The correct answer to the first set of questions is answer #1. The correct answer to the second set of questions is answer #3. Now go figure out why you are losing tens of millions of dollars in cases where you do not belong, where you did nothing wrong, where you have little or no “say” about anyone else involved, and where your broader agenda is, at best, a footnote-sized courtesy of your insurance carrier (which only wants to retain your business).

Lessons Redux

This installment includes many important lessons for defendants in lawsuits in which they are innocent parties:

As an important footnote to these lessons, when there are multiple plaintiffs represented by multiple attorneys, those plaintiffs and attorneys work together. By working against both them and your fellow-defendants, you are effectively doing your opponent’s own dirty work. If the plaintiffs can and almost always do work together, why should you not do so with your fellow codefendants and their attorneys and carriers?

Unless and until these relationships are restructured, and roles reversed, the innocent will continue being treated as the guilty, will continue paying exorbitant amounts of money to settle lawsuits that they would almost certainly win outright (and pay nothing) if they defended themselves responsibly in trial. But worse of all, the continuation of “business as usual” encourages more and more, and still more attorneys to adapt the same procedures, and sue-and-settle against any and every innocent party whose vehicle, equipment or personnel just happened to be there. So you will either feed the Spiral, or you will stop it.

As someone deeply involved in these lawsuits, I can only provide advice about stopping this escalating travesty of justice, which the last 10 installments and the last one to follow have and will. But I cannot make the decision to do it. As they say in poker, “Keep paying or stop playing.” What makes the most sense when you are always losing?

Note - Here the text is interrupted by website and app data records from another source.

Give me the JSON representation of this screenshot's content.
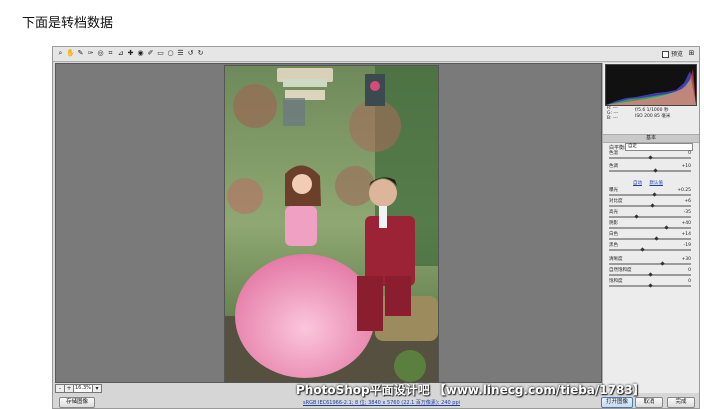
{
  "page": {
    "heading": "下面是转档数据"
  },
  "toolbar": {
    "tools": [
      "zoom-icon",
      "hand-icon",
      "white-balance-icon",
      "color-sampler-icon",
      "target-adjust-icon",
      "crop-icon",
      "straighten-icon",
      "spot-removal-icon",
      "red-eye-icon",
      "adjustment-brush-icon",
      "graduated-filter-icon",
      "radial-filter-icon",
      "preferences-icon",
      "rotate-ccw-icon",
      "rotate-cw-icon"
    ],
    "preview_label": "预览"
  },
  "zoom": {
    "value": "16.3%",
    "minus": "-",
    "plus": "+"
  },
  "bottom": {
    "save_label": "存储图像",
    "info_link": "sRGB IEC61966-2.1; 8 位; 3840 x 5760 (22.1 百万像素); 240 ppi",
    "open_label": "打开图像",
    "cancel_label": "取消",
    "done_label": "完成"
  },
  "watermark": "PhotoShop平面设计吧 【www.linecg.com/tieba/1783】",
  "panel": {
    "readout": {
      "r": "R: ---",
      "g": "G: ---",
      "b": "B: ---",
      "exposure": "f/5.6  1/1000 秒",
      "iso": "ISO 200  85 毫米"
    },
    "title": "基本",
    "wb_label": "白平衡:",
    "wb_value": "自定",
    "sliders": [
      {
        "label": "色温",
        "value": "0",
        "pos": 0.5
      },
      {
        "label": "色调",
        "value": "+10",
        "pos": 0.56
      },
      {
        "label": "曝光",
        "value": "+0.25",
        "pos": 0.55
      },
      {
        "label": "对比度",
        "value": "+6",
        "pos": 0.53
      },
      {
        "label": "高光",
        "value": "-35",
        "pos": 0.33
      },
      {
        "label": "阴影",
        "value": "+40",
        "pos": 0.7
      },
      {
        "label": "白色",
        "value": "+14",
        "pos": 0.57
      },
      {
        "label": "黑色",
        "value": "-19",
        "pos": 0.4
      },
      {
        "label": "清晰度",
        "value": "+30",
        "pos": 0.65
      },
      {
        "label": "自然饱和度",
        "value": "0",
        "pos": 0.5
      },
      {
        "label": "饱和度",
        "value": "0",
        "pos": 0.5
      }
    ],
    "link_auto": "自动",
    "link_default": "默认值"
  },
  "colors": {
    "canvas": "#7a7a7a",
    "panel": "#ececec",
    "dress": "#f4a9c8",
    "suit": "#9c2336"
  }
}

  1. In our legal system, with the dynamics noted above, your genuine liability is practically irrelevant.
  2. The relationship among you, your attorney, your insurance carrier and your expert witness is, at best, an illusion. More realistically, it is structurally and functionally backwards, where those with their own goals – not yours —  lead those without choice,  who in turn lead those who are allowed to see only those things that the carrier’s real client (the attorney) want them to (or is willing to pay them to).
  3. By failing to work together with your fellow, likely-innocent defendants, you are bolstering the plaintiff’s case against yourself – since all of them, along with the plaintiff’s counsel, will be placing the blame on you.
  4. Your insurance carrier is the least qualified party to select a good attorney.
  5. Your insurance carrier impedes, and often prohibits, its attorneys from engaging the most-qualified experts.
Publications: National Bus Trader.